### Task directions
Give back the records below exactly, every one, with no pictures.

Segment Open

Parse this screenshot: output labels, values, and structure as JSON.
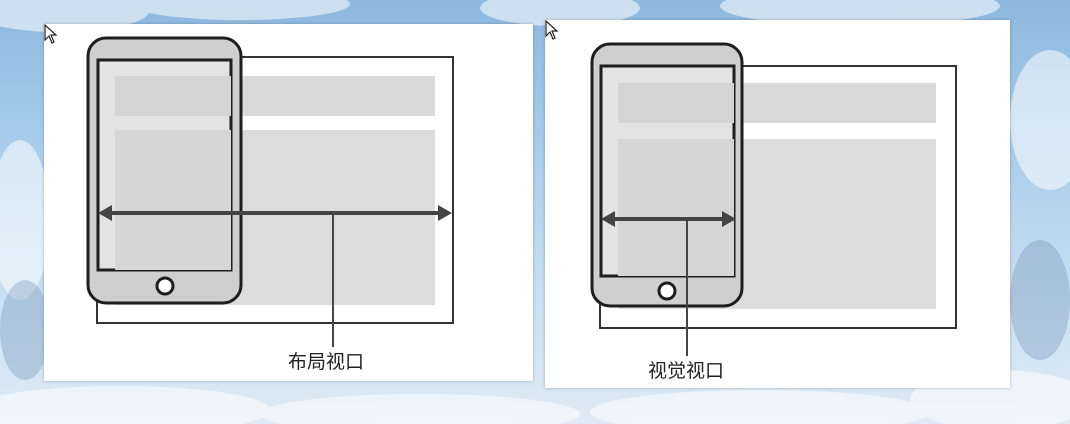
{
  "diagrams": [
    {
      "label": "布局视口"
    },
    {
      "label": "视觉视口"
    }
  ],
  "icons": {
    "cursor": "mouse-pointer-icon",
    "phone": "smartphone-icon",
    "arrow": "double-arrow-icon"
  },
  "colors": {
    "outline": "#333333",
    "content_block": "#d9d9d9",
    "phone_body": "#cfcfcf",
    "sky_top": "#8db8de",
    "sky_bottom": "#dfeaf5"
  }
}
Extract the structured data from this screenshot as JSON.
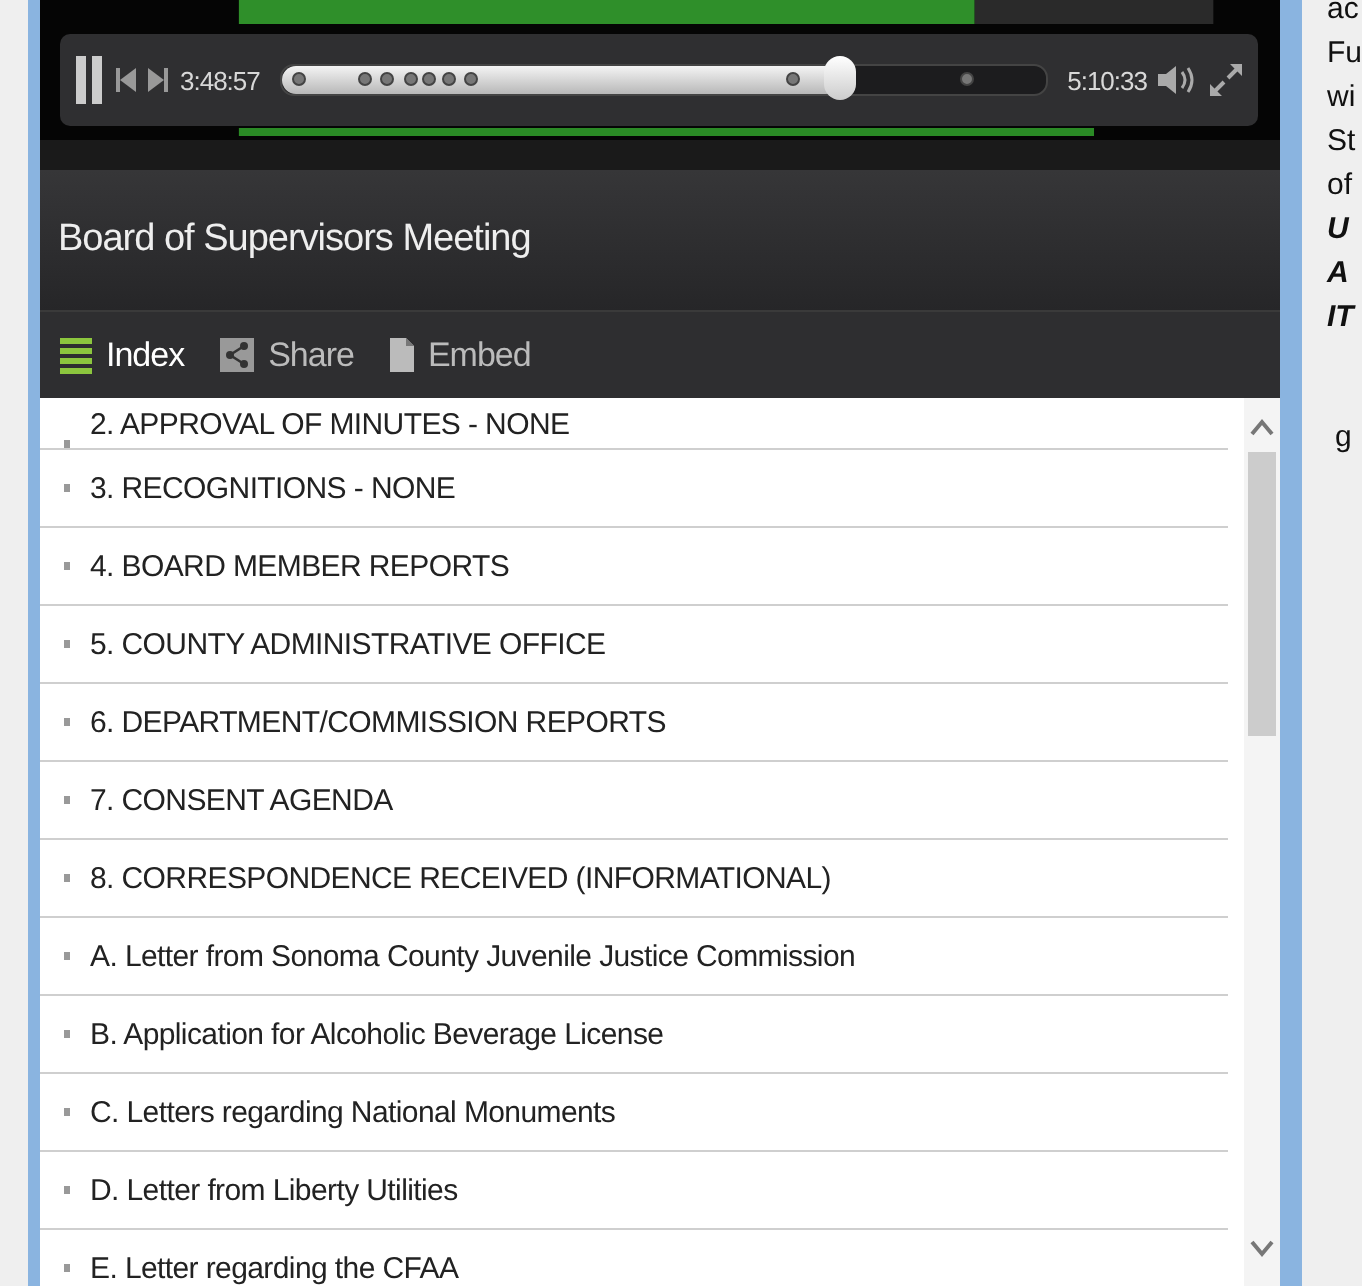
{
  "player": {
    "elapsed": "3:48:57",
    "total": "5:10:33",
    "level": 0.73,
    "playing": true
  },
  "title": "Board of Supervisors Meeting",
  "tabs": [
    {
      "label": "Index",
      "selected": true
    },
    {
      "label": "Share",
      "selected": false
    },
    {
      "label": "Embed",
      "selected": false
    }
  ],
  "agenda": [
    {
      "label": "2. APPROVAL OF MINUTES - NONE"
    },
    {
      "label": "3. RECOGNITIONS - NONE"
    },
    {
      "label": "4.  BOARD MEMBER REPORTS"
    },
    {
      "label": "5.  COUNTY ADMINISTRATIVE OFFICE"
    },
    {
      "label": "6.  DEPARTMENT/COMMISSION REPORTS"
    },
    {
      "label": "7.  CONSENT AGENDA"
    },
    {
      "label": "8.  CORRESPONDENCE RECEIVED (INFORMATIONAL)"
    },
    {
      "label": "A.  Letter from Sonoma County Juvenile Justice Commission"
    },
    {
      "label": "B.  Application for Alcoholic Beverage License"
    },
    {
      "label": "C.  Letters regarding National Monuments"
    },
    {
      "label": "D.  Letter from Liberty Utilities"
    },
    {
      "label": "E.  Letter regarding the CFAA"
    }
  ],
  "side_text": [
    {
      "text": "ac",
      "emphasis": false
    },
    {
      "text": "Fu",
      "emphasis": false
    },
    {
      "text": "wi",
      "emphasis": false
    },
    {
      "text": "St",
      "emphasis": false
    },
    {
      "text": "of",
      "emphasis": false
    },
    {
      "text": "U",
      "emphasis": true
    },
    {
      "text": "A",
      "emphasis": true
    },
    {
      "text": "IT",
      "emphasis": true
    },
    {
      "text": "g",
      "emphasis": false,
      "gap": true
    }
  ]
}
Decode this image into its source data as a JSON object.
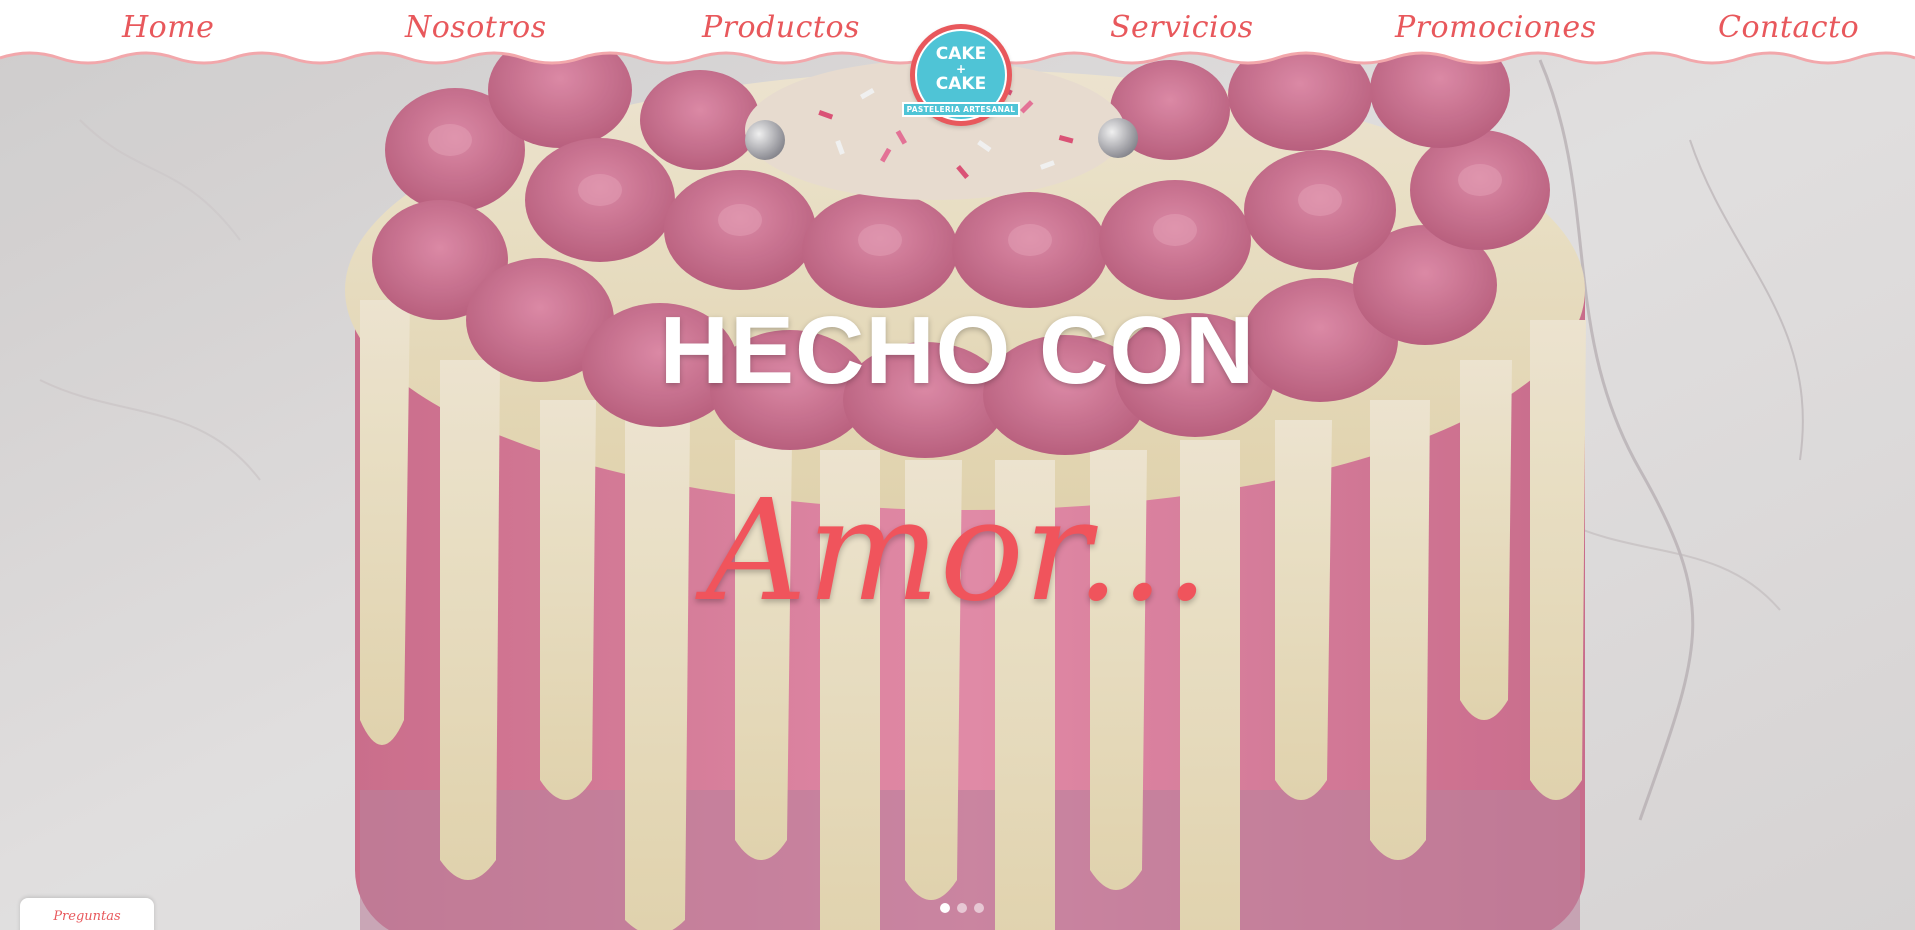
{
  "nav": {
    "items": [
      {
        "label": "Home"
      },
      {
        "label": "Nosotros"
      },
      {
        "label": "Productos"
      },
      {
        "label": "Servicios"
      },
      {
        "label": "Promociones"
      },
      {
        "label": "Contacto"
      }
    ]
  },
  "logo": {
    "line1": "CAKE",
    "plus": "+",
    "line2": "CAKE",
    "tagline": "PASTELERIA ARTESANAL"
  },
  "hero": {
    "headline": "HECHO CON",
    "script_word": "Amor..."
  },
  "slider": {
    "dot_count": 3,
    "active_index": 0
  },
  "faq": {
    "label": "Preguntas Frecuentes"
  },
  "colors": {
    "brand_coral": "#e8585c",
    "logo_teal": "#4fc4d6",
    "cake_pink": "#e88aa8",
    "drip_cream": "#f3e6c3",
    "marble": "#e9e6e6"
  }
}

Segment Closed

### Completed task
Parse this screenshot: output labels, values, and structure as JSON.
{
  "diagrams": [
    {
      "label": "布局视口"
    },
    {
      "label": "视觉视口"
    }
  ],
  "icons": {
    "cursor": "mouse-pointer-icon",
    "phone": "smartphone-icon",
    "arrow": "double-arrow-icon"
  },
  "colors": {
    "outline": "#333333",
    "content_block": "#d9d9d9",
    "phone_body": "#cfcfcf",
    "sky_top": "#8db8de",
    "sky_bottom": "#dfeaf5"
  }
}
Extract the structured data from this screenshot as JSON.
{
  "player": {
    "elapsed": "3:48:57",
    "total": "5:10:33",
    "level": 0.73,
    "playing": true
  },
  "title": "Board of Supervisors Meeting",
  "tabs": [
    {
      "label": "Index",
      "selected": true
    },
    {
      "label": "Share",
      "selected": false
    },
    {
      "label": "Embed",
      "selected": false
    }
  ],
  "agenda": [
    {
      "label": "2. APPROVAL OF MINUTES - NONE"
    },
    {
      "label": "3. RECOGNITIONS - NONE"
    },
    {
      "label": "4.  BOARD MEMBER REPORTS"
    },
    {
      "label": "5.  COUNTY ADMINISTRATIVE OFFICE"
    },
    {
      "label": "6.  DEPARTMENT/COMMISSION REPORTS"
    },
    {
      "label": "7.  CONSENT AGENDA"
    },
    {
      "label": "8.  CORRESPONDENCE RECEIVED (INFORMATIONAL)"
    },
    {
      "label": "A.  Letter from Sonoma County Juvenile Justice Commission"
    },
    {
      "label": "B.  Application for Alcoholic Beverage License"
    },
    {
      "label": "C.  Letters regarding National Monuments"
    },
    {
      "label": "D.  Letter from Liberty Utilities"
    },
    {
      "label": "E.  Letter regarding the CFAA"
    }
  ],
  "side_text": [
    {
      "text": "ac",
      "emphasis": false
    },
    {
      "text": "Fu",
      "emphasis": false
    },
    {
      "text": "wi",
      "emphasis": false
    },
    {
      "text": "St",
      "emphasis": false
    },
    {
      "text": "of",
      "emphasis": false
    },
    {
      "text": "U",
      "emphasis": true
    },
    {
      "text": "A",
      "emphasis": true
    },
    {
      "text": "IT",
      "emphasis": true
    },
    {
      "text": "g",
      "emphasis": false,
      "gap": true
    }
  ]
}
Decode this image into its source data as a JSON object.
{
  "nav": {
    "items": [
      {
        "label": "Home"
      },
      {
        "label": "Nosotros"
      },
      {
        "label": "Productos"
      },
      {
        "label": "Servicios"
      },
      {
        "label": "Promociones"
      },
      {
        "label": "Contacto"
      }
    ]
  },
  "logo": {
    "line1": "CAKE",
    "plus": "+",
    "line2": "CAKE",
    "tagline": "PASTELERIA ARTESANAL"
  },
  "hero": {
    "headline": "HECHO CON",
    "script_word": "Amor..."
  },
  "slider": {
    "dot_count": 3,
    "active_index": 0
  },
  "faq": {
    "label": "Preguntas Frecuentes"
  },
  "colors": {
    "brand_coral": "#e8585c",
    "logo_teal": "#4fc4d6",
    "cake_pink": "#e88aa8",
    "drip_cream": "#f3e6c3",
    "marble": "#e9e6e6"
  }
}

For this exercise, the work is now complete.